Mae; you say ‘him is’ instead of his, ‘them is’ instead of theirs. Carrying you in, half asleep from the car, you pointed your little hand “Mama, the stars have them is lights on”. We roll around in my bed, most mornings, under blankets til the house warms up. One morning you sat up and said, very earnestly, “It’s a whole city and a whole world, Mama. It’s a difficult music. We need a day off”. I am so often struck by your wisdom. I never want to forget how you talk, you say things like “There is a yittle cup in your breadroom”, which makes me so happy. You have no ‘L’s, could just about be my favourite thing of all time, but still surprised me when you asked me the other day why I had a cock on my arm. “You mean a clock, darling? My watch?” “Yeah. Mama! Your cock! It’s shiny!”. Your favourite look at the moment is to wear tights with feet as pants, and I call you Edie Sedgewick and you say “No! I am Mabel!”. You told me, this month, that you didn’t want to be a girl, as I sat on the toilet doing a wee. That you wanted to have a penis like Theo and Daddy and Pappou, so you could wee in the ‘toilet hole’. And I wanted to reassure you, to extol the virtues of our sex. Damn the patriarchy! Girl power! I was almost shocked by the force of my own reaction. But instead, I said, “That’s okay, baby. You can be whoever you want to be”. And then we sat there a moment; you on the floor, and me on the toilet, and we waited while that information echoed inside us. I will always be there for you, to help it take hold.

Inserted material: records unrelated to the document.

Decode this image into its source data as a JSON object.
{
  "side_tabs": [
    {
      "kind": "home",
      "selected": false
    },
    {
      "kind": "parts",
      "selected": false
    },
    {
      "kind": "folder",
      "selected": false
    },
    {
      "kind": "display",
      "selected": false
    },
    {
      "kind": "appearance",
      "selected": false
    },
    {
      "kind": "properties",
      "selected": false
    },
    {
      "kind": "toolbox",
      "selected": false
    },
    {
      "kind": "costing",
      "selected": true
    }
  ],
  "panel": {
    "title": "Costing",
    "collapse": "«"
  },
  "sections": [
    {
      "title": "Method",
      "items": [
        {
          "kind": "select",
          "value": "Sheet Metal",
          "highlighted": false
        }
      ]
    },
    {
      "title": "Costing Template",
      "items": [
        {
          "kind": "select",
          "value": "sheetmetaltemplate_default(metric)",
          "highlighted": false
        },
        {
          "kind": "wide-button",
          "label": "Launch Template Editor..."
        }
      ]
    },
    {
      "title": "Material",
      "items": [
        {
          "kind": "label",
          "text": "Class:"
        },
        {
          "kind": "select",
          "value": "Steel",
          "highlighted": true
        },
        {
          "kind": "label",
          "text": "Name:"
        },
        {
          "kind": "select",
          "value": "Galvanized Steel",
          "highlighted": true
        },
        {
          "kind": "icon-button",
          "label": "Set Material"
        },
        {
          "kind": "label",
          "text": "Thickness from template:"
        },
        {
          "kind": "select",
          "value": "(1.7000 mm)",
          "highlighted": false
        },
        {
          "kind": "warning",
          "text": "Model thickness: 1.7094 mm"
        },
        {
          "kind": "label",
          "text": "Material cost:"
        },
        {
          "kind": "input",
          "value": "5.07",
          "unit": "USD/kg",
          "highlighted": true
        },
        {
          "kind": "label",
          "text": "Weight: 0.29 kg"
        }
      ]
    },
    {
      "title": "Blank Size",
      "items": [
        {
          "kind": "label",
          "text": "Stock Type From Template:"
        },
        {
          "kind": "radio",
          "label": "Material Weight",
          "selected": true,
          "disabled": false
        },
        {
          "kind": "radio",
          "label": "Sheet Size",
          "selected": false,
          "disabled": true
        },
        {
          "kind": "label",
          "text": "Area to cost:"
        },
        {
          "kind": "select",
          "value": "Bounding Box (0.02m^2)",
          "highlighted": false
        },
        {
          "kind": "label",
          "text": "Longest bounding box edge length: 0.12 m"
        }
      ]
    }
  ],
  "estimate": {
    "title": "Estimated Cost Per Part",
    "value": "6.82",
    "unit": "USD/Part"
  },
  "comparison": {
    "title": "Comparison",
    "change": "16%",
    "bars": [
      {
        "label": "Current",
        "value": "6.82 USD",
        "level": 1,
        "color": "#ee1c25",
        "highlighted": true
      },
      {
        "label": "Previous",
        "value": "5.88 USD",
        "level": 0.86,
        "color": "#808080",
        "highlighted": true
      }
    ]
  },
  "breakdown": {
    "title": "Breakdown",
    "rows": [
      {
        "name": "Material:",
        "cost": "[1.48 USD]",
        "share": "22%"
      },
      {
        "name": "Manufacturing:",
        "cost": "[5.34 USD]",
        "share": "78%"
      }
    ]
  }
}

*

And so, my loves, take heed: it’s not the life in your appliances, or even the appliance in your life – because where there is a will, there’s always a way; even if it’s not the way you had planned.

That I stay home, Friday nights, and write love letters to the best people I know, is proof. Ctrl V. Ctrl V.

Everything’s gonna work out, you’ll see.

Love,
Mama xx

January / February / March / April

Three Hundred & Sixty Five – Days at Home: Week 19.

 

Moving leaves from gutters after days of rain while you stand on the footpath and offer instruction / Practice makes perfect / So many questions I now just point. (You thought you had me, “What does this say, Bubba?” “Um…’on’?” “Close…it says ‘No'” “But…those are the letters for ‘on’!” and on and on (and no) it went for, seemingly, ever / Buttery, buttery toast / “What does this spell, Mama?” – Mabel gets in on the action / Things Vegans Eat: Vegan Coleslaw: 1 Onion, 2 Cloves of Garlic, 2 cups Red Cabbage, 4 grated Carrots, large handfuls of leafy green vegetables (pictured here: Spinach and Silverbeet) + Parsley. Toss through with Olive Oil and the juice of a couple of Lemons. Don’t have plans to kiss anyone directly afterwards.